Miscellaneous MI 70

Professional Athlete Claims

A. General

Section 1253.4 of Calif. Unemp. Insurance Code provides:

Unemployment compensation benefits, extended duration benefits and federal-state extended benefits shall not be payable to any individual on the basis of any services, substantially all of which consist of participating in sports or athletic events or training or preparing to so participate, for any week which commences during the period between two successive sports seasons, or similar periods, if such individual performed such service in the first of such seasons, or similar periods, and there is reasonable assurance such individual will perform services in the later of such seasons, or similar periods.

Therefore, for the provisions of Section 1253.4 to be applicable, the following criteria must be present:

1. Substantially, all of the claimant’s services performed during the base period were as a sports participant, or training/preparing to participate.

2. The claimant performed "athletic" services in the prior season and is under contract to perform similar services in the succeeding season or has reasonable assurance of performing similar services the following season.

When an individual completes the season and his or her contract terminates, there is "reasonable assurance" so long as the individual affirmatively offers services as an athlete to the employer(s) and there is a strong indication that an employer(s) is intending to employ the individual.

Generally, the individual will be the best judge of whether he or she has a "reasonable assurance" of performing next season. Unless the individual’s assessment is inherently improbable, it will be accepted.

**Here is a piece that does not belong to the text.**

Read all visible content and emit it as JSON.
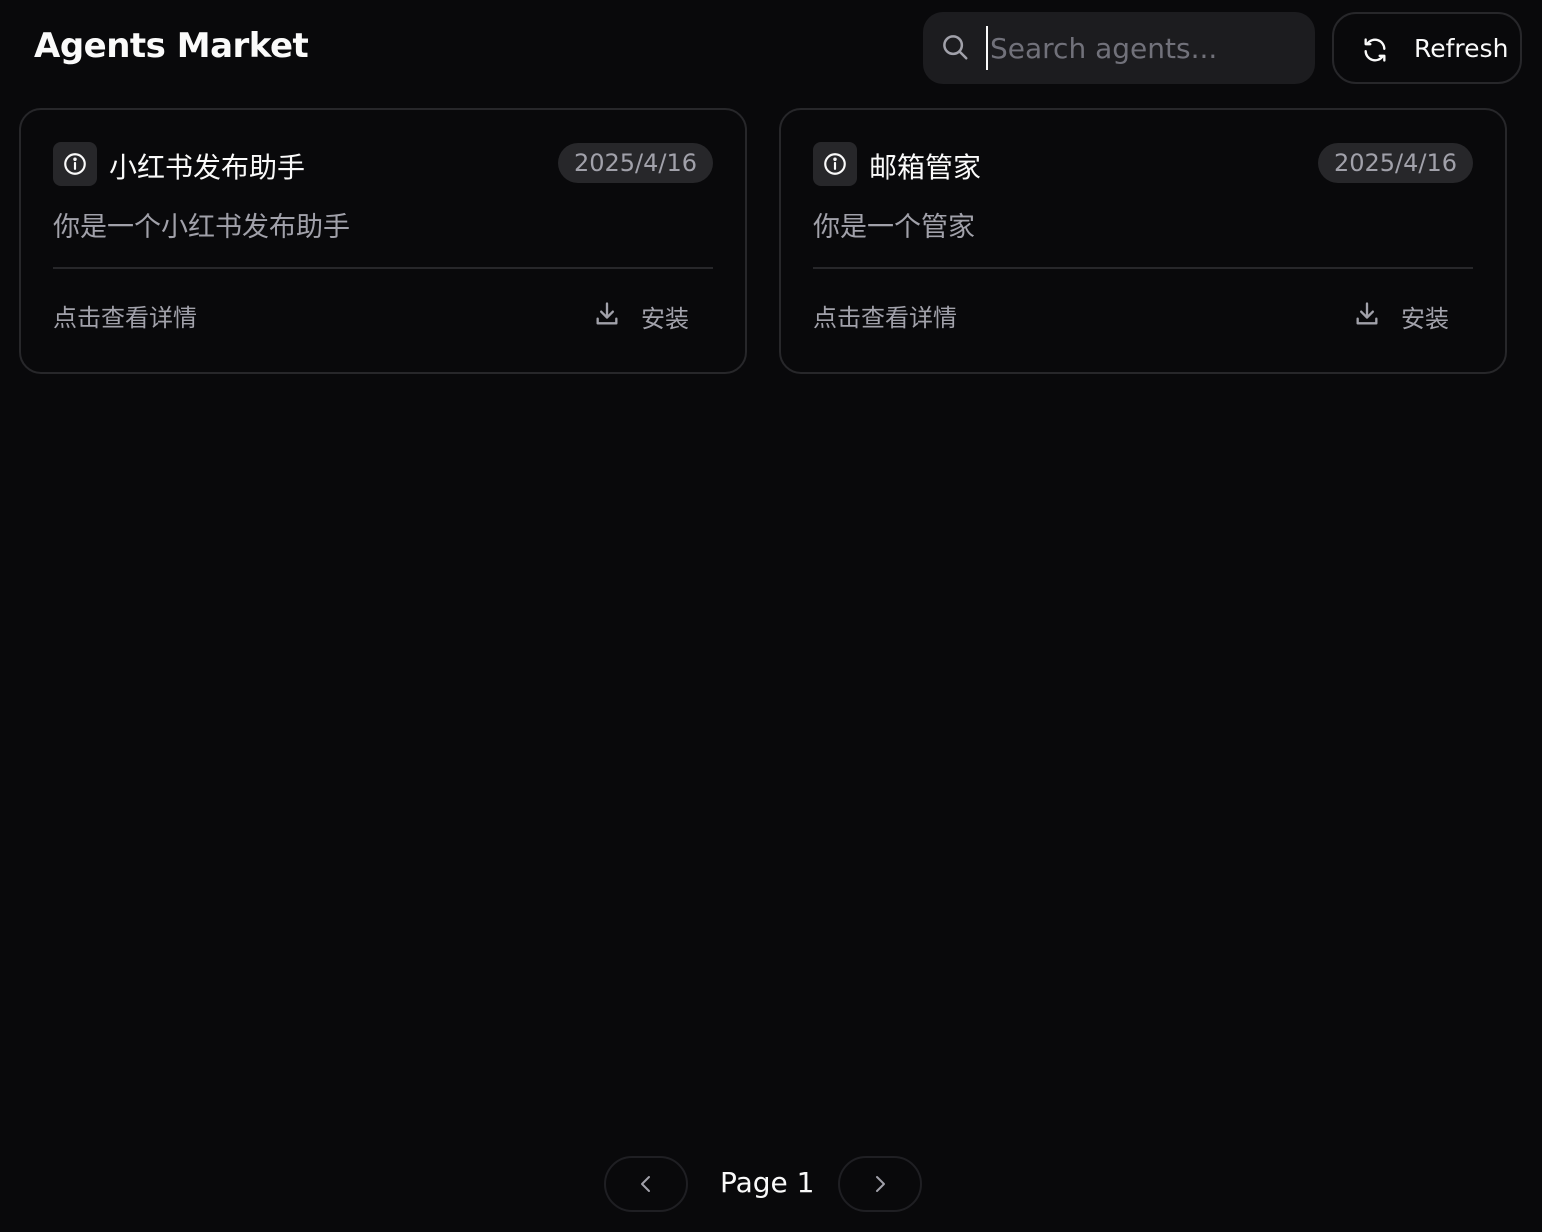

For instance, a sports figure whose performance last season was outstanding is likely to have assurance of playing next season; any statement to the contrary should be examined closely.

3. Benefits are claimed for weeks commencing between successive sport seasons or similar periods in which the claimant will have performed as an athlete.

The dates of the "season" and of the "recess" period should be confirmed with the claimant or the employer to verify that benefits are being claimed "between two successive sports seasons."

B. Services Subject to Section 1253.4

An individual shall be deemed to have performed "substantially all" services in sports or athletic events if he or she engaged in such activities for 90 percent or more of the total time spent in the base period in performance of all covered services.

If substantially all of a claimant’s base period services were as an athletic participant (including training or preparing to participate), then all base period wages are subject to the special provisions of Section 1253.4. "Athletic participant," as used here, refers to actual players, not auxiliary personnel such as managers, trainers, umpires, referees, groundskeepers, etc.

If less than 90 percent of a claimant’s base period services were as a sports participant, there is no prohibition under Section 1253.4 on paying benefits based on all of the claimant’s base period wages.


One month into the basketball season, a player suffered injuries that precluded performing services that season as a player, but continued with the employer in a public relations capacity. During the off-season the player was employed by an automotive company, then filed a claim following layoff. He indicates that his injuries have healed and that he has tentative offers to play in the coming season. Since less than 90 percent of the claimant’s time during the base period involved performance as an athlete, Section 1253.4 does not apply despite the fact that the claimant will perform services as an athlete in successive seasons.

The principal application of Section 1253.4 will obviously be to professional athletes employed in team sports such as soccer, baseball, football, basketball, hockey. It is equally applicable, however, to any sports participant both major and minor leagues, professional or semiprofessional, provided such athletic services constituted at least 90 percent of the claimant’s activities during the base period.

C. Change of Status

Occasionally, a claimant held ineligible under Section 1253.4 because of anticipated sports employment in the coming season, finds such employment does not materialize. Section 1253.4 makes no specific provision for reconsidering the prior disqualification in such cases. If appropriate, however, such reconsideration could be made under Section 1332(a).

In other instances, a claimant who was initially held eligible under Section 1253.4 because reemployment as an athlete seemed doubtful, subsequently is assured of "playing" in the coming season. Once assured of sports reemployment, no further payment can be made during the off-season.

D. Section 1253.4 Distinguished From Section 1252

In dealing with claims filed by professional athletes, an interviewer must consider eligibility under both Sections 1252 and 1253.4.

A claimant under long-term contract as a professional athlete may or may not be eligible under Section 1252 during the off-season depending upon the terms of his or her contract. If the claimant’s contract requires no services during the off-season (including being on call) and the claimant is free to do whatever he or she wants during the off-season, the individual would be considered unemployed for unemployment insurance purposes and any payments received during the off-season would be allocated to when services were performed. (See BDG TPU.)

Application of Section 1253.4 is not dependent upon a finding of ineligibility under Section 1252. Nor does a finding of ineligibility under Section 1252 automatically mean disqualification under Section 1253.4.

Example 1:

Under the terms of a minor league baseball player’s contract, he is determined eligible under Section 1252 during the off-season. However, because he played in the past season, is assured of playing in the next season, and substantially all of his base period services were as a sports participant, benefits are not payable under Section 1253.4.

Example 2:

Another claimant has a contract that carries her through the off-season, based on the terms of her contact she is determined ineligible under Section 1252. However, the claimant has decided to leave sports and, as a result, will not be playing in the next season, she would be eligible under Section 1253.4.